**YOUR GOAL:** Only the closing portion of the entries is to be reproduced: the line containing "Read all visible content and emit it as JSON." through the very last line, exactly as written.

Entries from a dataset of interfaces
────────────────

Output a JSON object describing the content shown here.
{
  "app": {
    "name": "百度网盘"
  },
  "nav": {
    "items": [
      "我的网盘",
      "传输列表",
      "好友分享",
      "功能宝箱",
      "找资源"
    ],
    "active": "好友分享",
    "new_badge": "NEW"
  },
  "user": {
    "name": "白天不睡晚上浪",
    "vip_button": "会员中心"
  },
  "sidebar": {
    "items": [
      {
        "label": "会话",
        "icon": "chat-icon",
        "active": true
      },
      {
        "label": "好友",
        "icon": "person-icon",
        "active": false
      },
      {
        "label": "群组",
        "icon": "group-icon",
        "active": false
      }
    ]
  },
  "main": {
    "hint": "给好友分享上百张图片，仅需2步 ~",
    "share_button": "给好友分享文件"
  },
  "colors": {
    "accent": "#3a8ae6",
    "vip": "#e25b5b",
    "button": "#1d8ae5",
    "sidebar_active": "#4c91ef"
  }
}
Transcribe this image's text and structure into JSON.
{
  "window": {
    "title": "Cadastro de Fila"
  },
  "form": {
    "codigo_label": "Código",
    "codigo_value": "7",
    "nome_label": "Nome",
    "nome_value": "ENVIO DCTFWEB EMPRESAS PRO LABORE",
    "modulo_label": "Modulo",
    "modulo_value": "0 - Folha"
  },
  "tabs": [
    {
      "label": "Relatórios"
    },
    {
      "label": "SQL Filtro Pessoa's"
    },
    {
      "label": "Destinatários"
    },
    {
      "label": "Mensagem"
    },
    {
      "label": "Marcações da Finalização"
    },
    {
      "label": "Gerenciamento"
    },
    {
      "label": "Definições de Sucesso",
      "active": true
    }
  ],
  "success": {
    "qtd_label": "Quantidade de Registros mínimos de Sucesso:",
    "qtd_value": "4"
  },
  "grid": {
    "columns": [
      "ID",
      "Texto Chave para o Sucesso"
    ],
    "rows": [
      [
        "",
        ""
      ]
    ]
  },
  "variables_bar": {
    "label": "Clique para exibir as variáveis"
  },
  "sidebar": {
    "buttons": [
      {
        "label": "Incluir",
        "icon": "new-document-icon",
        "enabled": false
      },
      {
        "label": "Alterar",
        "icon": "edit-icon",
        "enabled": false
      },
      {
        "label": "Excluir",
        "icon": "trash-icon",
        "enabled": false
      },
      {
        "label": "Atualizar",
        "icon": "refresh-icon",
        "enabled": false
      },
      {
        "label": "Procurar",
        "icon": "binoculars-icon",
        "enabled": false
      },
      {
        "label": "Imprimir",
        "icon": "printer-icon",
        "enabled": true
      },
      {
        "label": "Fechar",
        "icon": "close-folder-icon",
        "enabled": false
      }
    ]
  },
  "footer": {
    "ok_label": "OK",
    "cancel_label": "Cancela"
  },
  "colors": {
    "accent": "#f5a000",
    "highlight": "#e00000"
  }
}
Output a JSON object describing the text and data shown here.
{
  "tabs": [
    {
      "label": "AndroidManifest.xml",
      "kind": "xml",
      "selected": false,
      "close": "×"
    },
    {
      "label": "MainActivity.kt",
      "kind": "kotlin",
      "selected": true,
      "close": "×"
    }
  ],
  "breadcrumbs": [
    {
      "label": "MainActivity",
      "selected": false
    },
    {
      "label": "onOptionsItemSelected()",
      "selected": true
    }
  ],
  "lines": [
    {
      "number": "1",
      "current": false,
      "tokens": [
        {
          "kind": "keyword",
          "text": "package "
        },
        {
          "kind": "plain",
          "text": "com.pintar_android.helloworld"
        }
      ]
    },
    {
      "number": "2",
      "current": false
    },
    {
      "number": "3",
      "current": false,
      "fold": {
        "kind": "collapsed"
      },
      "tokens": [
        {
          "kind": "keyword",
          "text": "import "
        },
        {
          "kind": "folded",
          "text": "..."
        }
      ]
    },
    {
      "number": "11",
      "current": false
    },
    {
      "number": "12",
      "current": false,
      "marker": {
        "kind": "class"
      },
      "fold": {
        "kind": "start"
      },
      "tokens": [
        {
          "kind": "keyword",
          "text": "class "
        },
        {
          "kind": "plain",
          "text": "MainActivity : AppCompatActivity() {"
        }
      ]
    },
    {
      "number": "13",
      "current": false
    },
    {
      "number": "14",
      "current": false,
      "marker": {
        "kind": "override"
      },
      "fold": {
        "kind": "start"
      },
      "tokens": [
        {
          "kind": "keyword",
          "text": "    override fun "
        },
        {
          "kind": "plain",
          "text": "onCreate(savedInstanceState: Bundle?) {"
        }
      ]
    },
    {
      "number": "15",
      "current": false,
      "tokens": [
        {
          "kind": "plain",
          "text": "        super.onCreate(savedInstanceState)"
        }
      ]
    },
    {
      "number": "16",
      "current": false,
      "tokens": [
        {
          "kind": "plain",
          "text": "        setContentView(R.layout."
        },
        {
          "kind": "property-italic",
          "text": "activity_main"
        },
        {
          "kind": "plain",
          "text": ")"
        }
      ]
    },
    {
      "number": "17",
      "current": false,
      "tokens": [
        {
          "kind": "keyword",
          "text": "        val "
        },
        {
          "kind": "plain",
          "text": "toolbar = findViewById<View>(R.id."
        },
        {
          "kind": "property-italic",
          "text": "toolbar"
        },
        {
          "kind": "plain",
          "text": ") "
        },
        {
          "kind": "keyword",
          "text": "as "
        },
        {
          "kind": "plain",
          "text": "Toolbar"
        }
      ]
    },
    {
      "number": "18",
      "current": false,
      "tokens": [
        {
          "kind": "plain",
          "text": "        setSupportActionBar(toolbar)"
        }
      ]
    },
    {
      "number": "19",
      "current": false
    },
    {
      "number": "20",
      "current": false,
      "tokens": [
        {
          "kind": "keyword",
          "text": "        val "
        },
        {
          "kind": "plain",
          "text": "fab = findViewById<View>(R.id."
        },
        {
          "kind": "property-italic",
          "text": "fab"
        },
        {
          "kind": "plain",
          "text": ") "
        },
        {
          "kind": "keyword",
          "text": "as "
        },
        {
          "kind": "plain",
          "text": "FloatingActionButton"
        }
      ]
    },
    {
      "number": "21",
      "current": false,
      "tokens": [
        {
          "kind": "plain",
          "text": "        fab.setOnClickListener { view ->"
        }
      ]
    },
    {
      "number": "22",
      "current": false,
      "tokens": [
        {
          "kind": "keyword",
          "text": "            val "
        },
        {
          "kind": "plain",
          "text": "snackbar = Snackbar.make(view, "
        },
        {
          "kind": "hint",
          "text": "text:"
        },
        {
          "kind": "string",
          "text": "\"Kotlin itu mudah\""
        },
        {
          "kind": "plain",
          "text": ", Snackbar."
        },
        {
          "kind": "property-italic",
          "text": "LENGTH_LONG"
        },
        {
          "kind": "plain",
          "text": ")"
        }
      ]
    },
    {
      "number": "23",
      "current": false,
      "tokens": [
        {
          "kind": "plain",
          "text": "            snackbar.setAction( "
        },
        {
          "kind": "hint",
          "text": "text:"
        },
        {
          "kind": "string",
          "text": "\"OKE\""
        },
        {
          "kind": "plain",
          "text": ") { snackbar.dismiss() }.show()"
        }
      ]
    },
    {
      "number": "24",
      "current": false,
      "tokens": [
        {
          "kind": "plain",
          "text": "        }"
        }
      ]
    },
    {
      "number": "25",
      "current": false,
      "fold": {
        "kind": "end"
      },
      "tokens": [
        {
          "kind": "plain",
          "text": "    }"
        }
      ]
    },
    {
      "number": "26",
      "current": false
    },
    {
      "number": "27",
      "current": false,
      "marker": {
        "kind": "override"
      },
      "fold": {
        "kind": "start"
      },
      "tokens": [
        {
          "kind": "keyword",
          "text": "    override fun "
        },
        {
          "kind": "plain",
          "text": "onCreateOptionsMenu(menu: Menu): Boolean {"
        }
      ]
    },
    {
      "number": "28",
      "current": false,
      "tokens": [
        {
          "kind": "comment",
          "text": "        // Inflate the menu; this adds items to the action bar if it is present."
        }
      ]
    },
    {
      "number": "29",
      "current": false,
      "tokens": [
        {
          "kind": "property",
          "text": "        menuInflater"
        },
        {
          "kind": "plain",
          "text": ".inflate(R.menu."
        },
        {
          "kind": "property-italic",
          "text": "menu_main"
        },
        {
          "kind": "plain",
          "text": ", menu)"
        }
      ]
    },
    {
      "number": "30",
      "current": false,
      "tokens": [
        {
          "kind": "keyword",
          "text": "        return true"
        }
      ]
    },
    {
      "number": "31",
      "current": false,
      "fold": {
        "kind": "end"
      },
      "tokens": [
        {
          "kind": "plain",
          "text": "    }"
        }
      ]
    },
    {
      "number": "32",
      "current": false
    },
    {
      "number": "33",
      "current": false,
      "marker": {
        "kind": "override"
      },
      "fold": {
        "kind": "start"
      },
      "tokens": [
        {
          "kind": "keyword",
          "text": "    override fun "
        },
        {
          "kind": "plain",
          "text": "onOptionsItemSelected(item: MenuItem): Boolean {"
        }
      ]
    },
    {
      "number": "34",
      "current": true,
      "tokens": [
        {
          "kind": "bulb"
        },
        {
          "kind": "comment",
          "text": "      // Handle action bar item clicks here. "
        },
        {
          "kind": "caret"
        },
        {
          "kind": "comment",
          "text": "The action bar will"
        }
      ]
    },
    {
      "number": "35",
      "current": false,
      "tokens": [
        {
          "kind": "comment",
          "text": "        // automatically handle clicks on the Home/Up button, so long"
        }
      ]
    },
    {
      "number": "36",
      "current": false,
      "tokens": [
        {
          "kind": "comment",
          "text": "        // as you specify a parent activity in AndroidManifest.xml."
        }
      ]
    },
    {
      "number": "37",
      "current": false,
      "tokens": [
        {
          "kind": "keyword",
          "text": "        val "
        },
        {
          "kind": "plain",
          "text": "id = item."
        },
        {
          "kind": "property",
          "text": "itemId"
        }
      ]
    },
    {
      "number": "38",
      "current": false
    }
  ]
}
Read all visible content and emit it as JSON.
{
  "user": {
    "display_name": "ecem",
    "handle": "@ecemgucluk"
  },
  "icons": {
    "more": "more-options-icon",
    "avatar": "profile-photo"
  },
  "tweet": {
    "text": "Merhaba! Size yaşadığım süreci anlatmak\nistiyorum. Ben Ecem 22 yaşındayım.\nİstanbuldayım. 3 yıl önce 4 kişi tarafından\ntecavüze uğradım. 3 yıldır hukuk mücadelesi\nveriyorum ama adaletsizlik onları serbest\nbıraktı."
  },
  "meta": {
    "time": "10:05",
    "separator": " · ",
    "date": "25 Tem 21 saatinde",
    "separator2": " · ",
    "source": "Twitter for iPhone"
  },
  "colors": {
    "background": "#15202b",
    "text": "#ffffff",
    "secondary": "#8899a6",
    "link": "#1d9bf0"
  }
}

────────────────

**SOLUTION:**
Read all visible content and emit it as JSON.
{
  "user": {
    "display_name": "ecem",
    "handle": "@ecemgucluk"
  },
  "icons": {
    "more": "more-options-icon",
    "avatar": "profile-photo"
  },
  "tweet": {
    "text": "Merhaba! Size yaşadığım süreci anlatmak\nistiyorum. Ben Ecem 22 yaşındayım.\nİstanbuldayım. 3 yıl önce 4 kişi tarafından\ntecavüze uğradım. 3 yıldır hukuk mücadelesi\nveriyorum ama adaletsizlik onları serbest\nbıraktı."
  },
  "meta": {
    "time": "10:05",
    "separator": " · ",
    "date": "25 Tem 21 saatinde",
    "separator2": " · ",
    "source": "Twitter for iPhone"
  },
  "colors": {
    "background": "#15202b",
    "text": "#ffffff",
    "secondary": "#8899a6",
    "link": "#1d9bf0"
  }
}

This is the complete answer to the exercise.